I built this remote for someone I was helping with Multiple Sclerosis. MS had affected his legs, vision, and dexterity such that he needed remote controls to use the things around him, but he was having difficulty seeing and pressing the buttons on those remotes. Below are two designs we tried out. Depending on the user, one or the other may be a better fit.
In the first design, you initially press the button (could be any type of adaptive switch) to begin reading the menu options, then press it again to select the one you want. TV and VCR then each have a submenu of device specific actions. Everything is done through that one button except for going directly to a specific TV channel, which is done through voice. This could have also been done with just the button, but the user preferred voice recognition for that function. Also it’s a demonstration of how multiple methods can be mixed.

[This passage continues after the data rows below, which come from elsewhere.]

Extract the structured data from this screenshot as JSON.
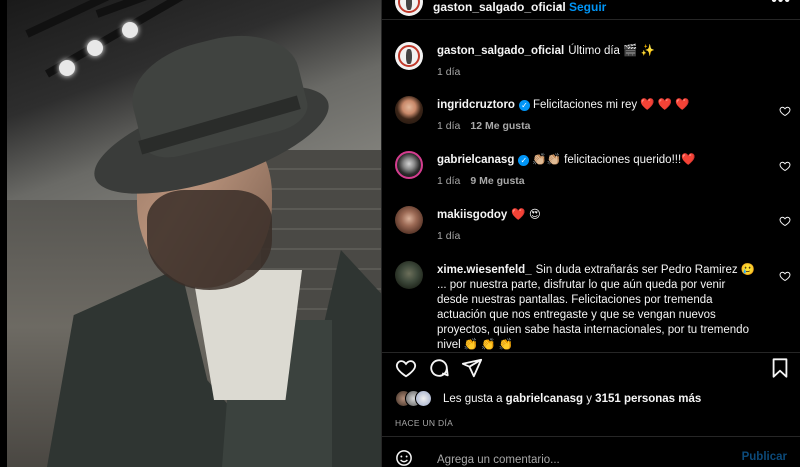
{
  "post": {
    "author": "gaston_salgado_oficial",
    "separator": "•",
    "follow_label": "Seguir",
    "more_label": "•••",
    "photo_subject": "man in fedora hat and dark coat, selfie"
  },
  "caption": {
    "user": "gaston_salgado_oficial",
    "text": "Último día 🎬 ✨",
    "time": "1 día"
  },
  "comments": [
    {
      "user": "ingridcruztoro",
      "verified": true,
      "text": "Felicitaciones mi rey ❤️ ❤️ ❤️",
      "time": "1 día",
      "likes": "12 Me gusta"
    },
    {
      "user": "gabrielcanasg",
      "verified": true,
      "text": "👏🏼👏🏼 felicitaciones querido!!!❤️",
      "time": "1 día",
      "likes": "9 Me gusta"
    },
    {
      "user": "makiisgodoy",
      "verified": false,
      "text": "❤️ 😍",
      "time": "1 día",
      "likes": ""
    },
    {
      "user": "xime.wiesenfeld_",
      "verified": false,
      "text": "Sin duda extrañarás ser Pedro Ramirez 🥲 ... por nuestra parte, disfrutar lo que aún queda por venir desde nuestras pantallas. Felicitaciones por tremenda actuación que nos entregaste y que se vengan nuevos proyectos, quien sabe hasta internacionales, por tu tremendo nivel 👏 👏 👏",
      "time": "",
      "likes": ""
    }
  ],
  "likes": {
    "prefix": "Les gusta a",
    "user": "gabrielcanasg",
    "middle": "y",
    "rest": "3151 personas más"
  },
  "posted": "HACE UN DÍA",
  "composer": {
    "placeholder": "Agrega un comentario...",
    "publish": "Publicar"
  },
  "icons": {
    "like": "heart-outline-icon",
    "comment": "comment-bubble-icon",
    "share": "paper-plane-icon",
    "save": "bookmark-icon",
    "emoji": "smiley-icon"
  },
  "colors": {
    "background": "#000000",
    "text": "#f5f5f5",
    "muted": "#a8a8a8",
    "link": "#0095f6",
    "divider": "#262626"
  }
}
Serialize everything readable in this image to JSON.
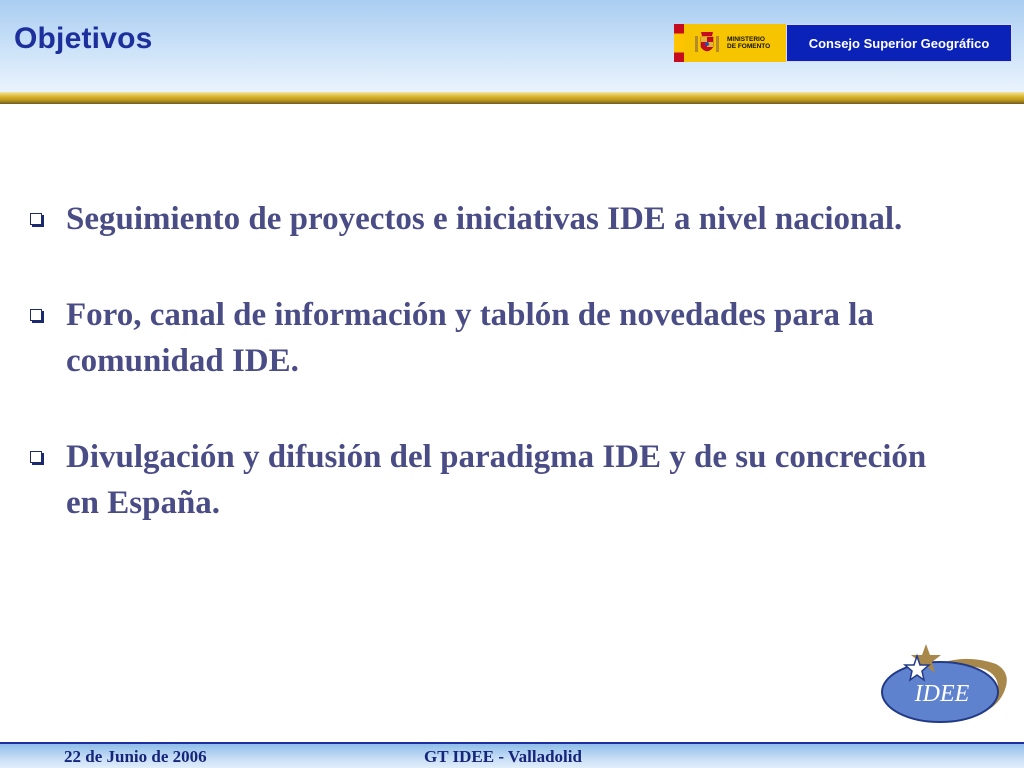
{
  "header": {
    "title": "Objetivos",
    "ministry_text": "MINISTERIO\nDE FOMENTO",
    "organization": "Consejo Superior Geográfico"
  },
  "content": {
    "bullets": [
      "Seguimiento de proyectos e iniciativas IDE a nivel nacional.",
      "Foro, canal de información y tablón de novedades para la comunidad IDE.",
      "Divulgación y difusión del paradigma IDE y de su concreción en España."
    ]
  },
  "logo": {
    "text": "IDEE"
  },
  "footer": {
    "date": "22 de Junio de 2006",
    "event": "GT IDEE - Valladolid"
  },
  "colors": {
    "title": "#1c2f9c",
    "bullet_text": "#4a4c86",
    "csg_background": "#0a22b8",
    "gold_band": "#d8b52e"
  }
}
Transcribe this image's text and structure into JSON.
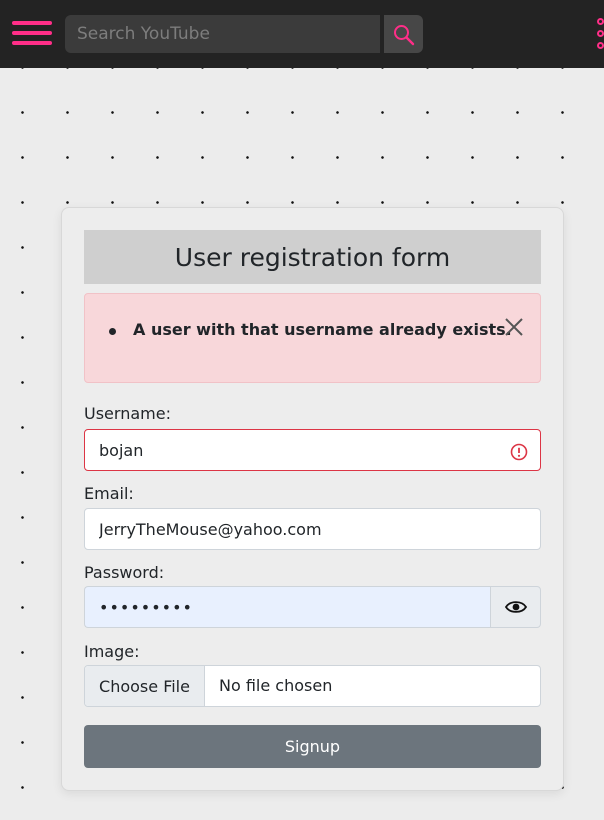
{
  "header": {
    "menu_icon": "hamburger-menu-icon",
    "search_placeholder": "Search YouTube",
    "search_icon": "search-icon",
    "more_icon": "kebab-menu-icon",
    "accent_color": "#ff2e88"
  },
  "form": {
    "title": "User registration form",
    "alert": {
      "messages": [
        "A user with that username already exists."
      ],
      "close_icon": "close-icon"
    },
    "username": {
      "label": "Username:",
      "value": "bojan",
      "status_icon": "error-icon"
    },
    "email": {
      "label": "Email:",
      "value": "JerryTheMouse@yahoo.com"
    },
    "password": {
      "label": "Password:",
      "value": "•••••••••",
      "toggle_icon": "eye-icon"
    },
    "image": {
      "label": "Image:",
      "button_label": "Choose File",
      "status": "No file chosen"
    },
    "submit_label": "Signup"
  },
  "colors": {
    "error": "#dc3545",
    "alert_bg": "#f8d7da",
    "button": "#6c757d"
  }
}
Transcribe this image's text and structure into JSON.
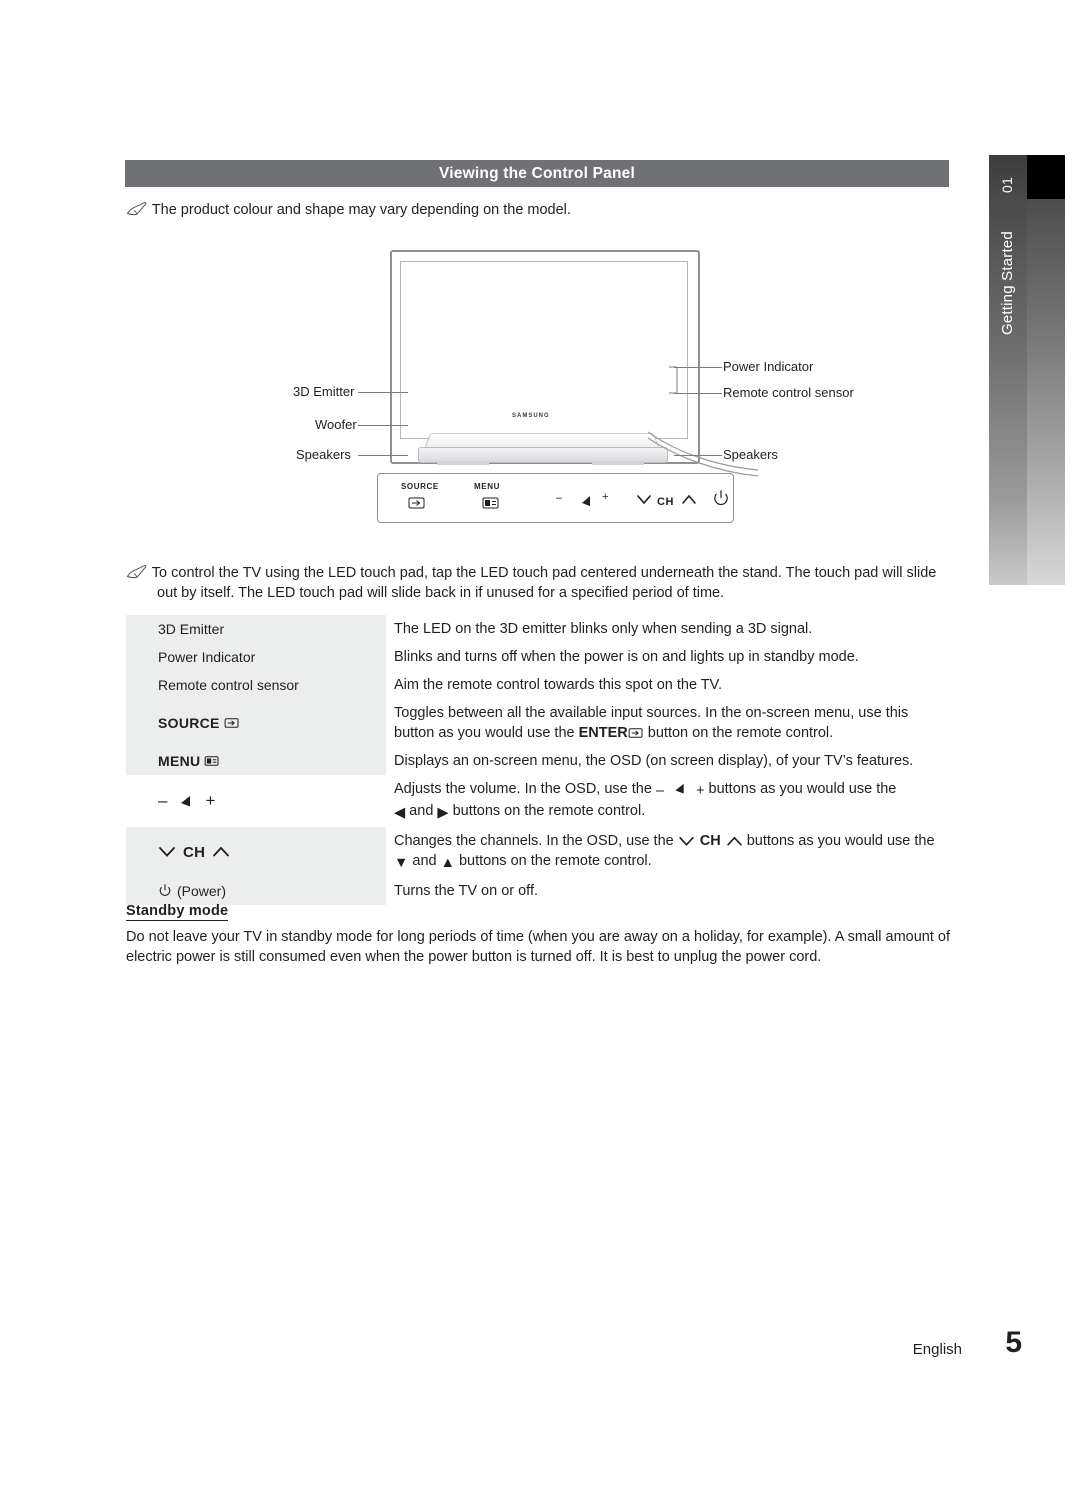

In the second design, you only press the button to initiate voice recognition. Again, this could have been instead initiated with a trigger word or phrase to be fully voice controlled, but the switch avoids accidental false triggering from the TV or other sounds. This is a choice to be made after testing with the user in their specific environment. For ease of comparison, the “menus” are the same as the first design: TV, VCR, FAN, LAMP; and submenus for TV and VCR. There could be certain advantages to making all voice commands active at once, so you could directly say TV-power all in one go for example. These and other options need to be tested with the intended user for the best fit.
The voice recognition is done by an EasyVR module: http://www.veear.eu/products/easyvr3/
It can do speaker dependent and speaker independent recognition. For ease of setup I opted for speaker independent through the QuickT2SI tool which allows you to simply type the words that need to be recognized: http://www.veear.eu/products/quickt2si-lite/
This added some cost to get started but I figured it would save me significant time and effort in the long run.
The synthesized speech is done by an Emic 2 module: https://www.parallax.com/product/30016
This text-to-speech module has a lot of useful options but also allows an Arduino or other simple microcontroller to simply send the text it wants spoken over serial.
The TV and VCR are being controlled through IR signals, just as they would be with their original remotes. I recorded those IR codes and the Arduino plays them back through an IR LED at the right time to perform a requested action.
The fan and the lamp are on RF remote control outlets, the control for which is wired directly to the Arduino. In this way the Arduino can simulate pressing buttons on that remote which toggles the outlets on or off. With the power switches for the fan and lamp set to ‘on’, toggling power at the outlet toggles power for the target device.
The code can be found here: https://github.com/bobparadiso/voiceRemote